Monica A. Coleman emphasizes a highly contextual postmodern womanist soteriology, in order to speak of the multiples of incarnations and Saviors, in an attempt to move salvation beyond the boundaries of Christian exclusivity.
Brianne Donaldson argues for the interrelatedness of Jainism, ecofeminism and Whitehead’s abstract process metaphysics, in order to extend engagement with the world to include care for non-humans and even non-animals.
Marion Grau’s examines the boundary-crossing, religious and ethnic hybrid identities of the Colenso missionary family of the 19th century as a case study for Christian mission that puts relationality at its core, inviting vulnerability and permeability from missionaries in ways that bring about the salvation of not only the missionized but the missionizing as well.
Lastly, John Thatamanil brings together comparative religion and Trinitarian theology as he formulates an understanding of the trinitarian God that brings together the Hindu concept of being, the Christian concept of contingency of being, and the Buddhist concept of relation to argue for the multiplurality and simultaneous unity (though not uniformity) of God.
The most important contribution of this volume is that it explicitly demonstrates the various methodologies used by theologians of polydoxy. Almost every scholar clearly lays out the way in which they define and apply polydoxy to their work, making the book invaluable for those desiring methodological tips. That there are different definitions and methodologies only strengthens the editors’ claim that multiple theologies are necessary for the survival of Christian theology in general. Equally as important, Polydoxy demonstrates that there are no theological loci to which these methodologies cannot be applied, with chapters covering topics from pneumatology to soteriology to missiology, to chapters on the Trinity, incarnation, and glory, and from patristics to comparative theology. Thus, both methods and applications serve to highlight the various paths that other polydox theologians might take, pointing to the open-ended nature of the work.

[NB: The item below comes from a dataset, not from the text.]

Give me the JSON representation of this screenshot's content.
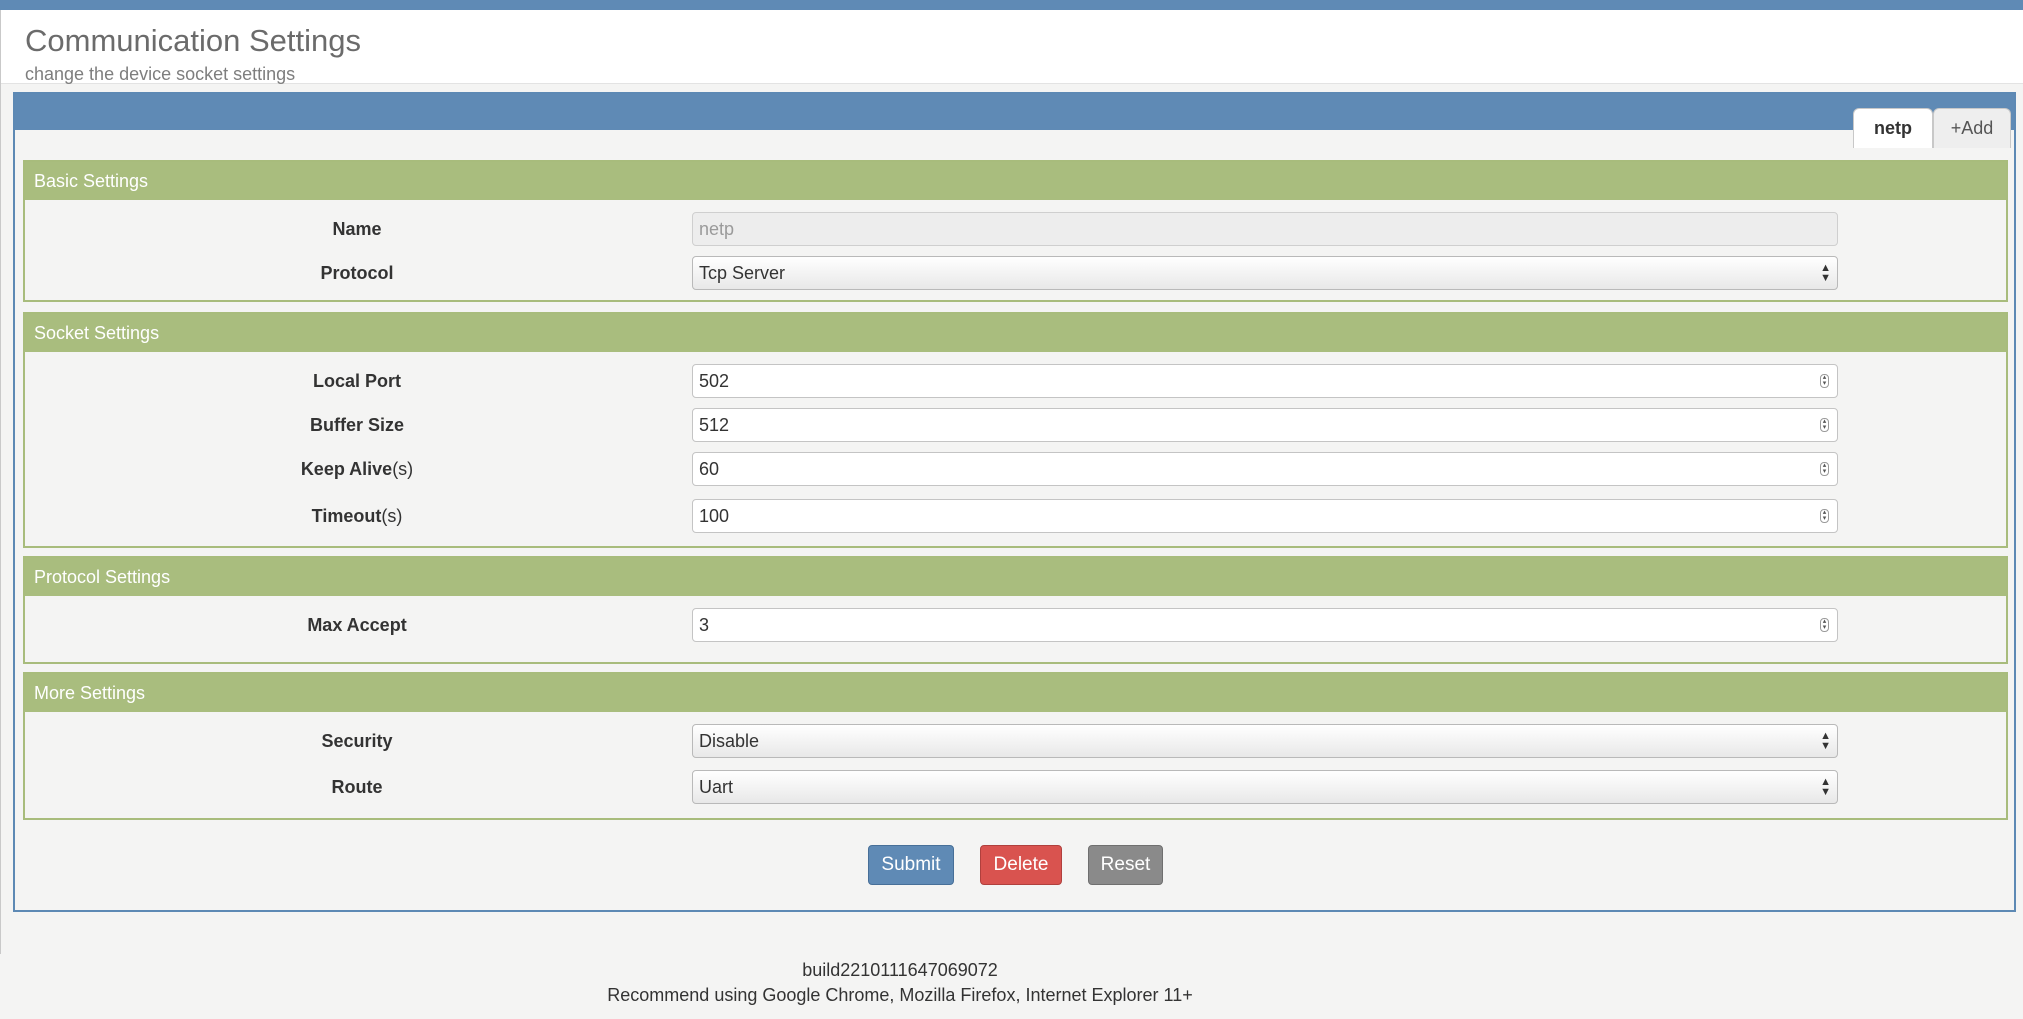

Polydoxy is a well-edited volume, the chapters clearly contributing to the over-arching theme laid out by the editors in the introduction. As a whole, it brings clarity to this new way of doing theology by giving explicit definitions and methodologies. For the scholar already practicing this theology, or for those interested in what polydox theology is about, this is strongly recommended reading, and worth buying (alas not yet in ebook format although selections are available on Google Books). It also functions as a collection of stand-alone essays, for incorporation into a class on contemporary theology. Several of the chapters give good explanations of process theory (Coleman, Donaldson), and comparative theology (Lee, Thatamanil); nonetheless, most of the writers presuppose knowledge of deconstructuralist and poststructuralist philosophers like Derrida, Deleuze, and Nancy, making certain chapters a challenge for students who have not yet been introduced to these theories. Finally, it is important to note that, despite the use of non-Western “modes of reasoning” (Schneider), all of the authors are currently situated within North-American academic institutions. Perhaps a future volume might demonstrate increased multiplicity and relationality by soliciting contributions from those outside the North American academy. Nevertheless, Polydoxy is an important volume that will serve as a foundational collection in the years to come, giving new life to the praxis of theology.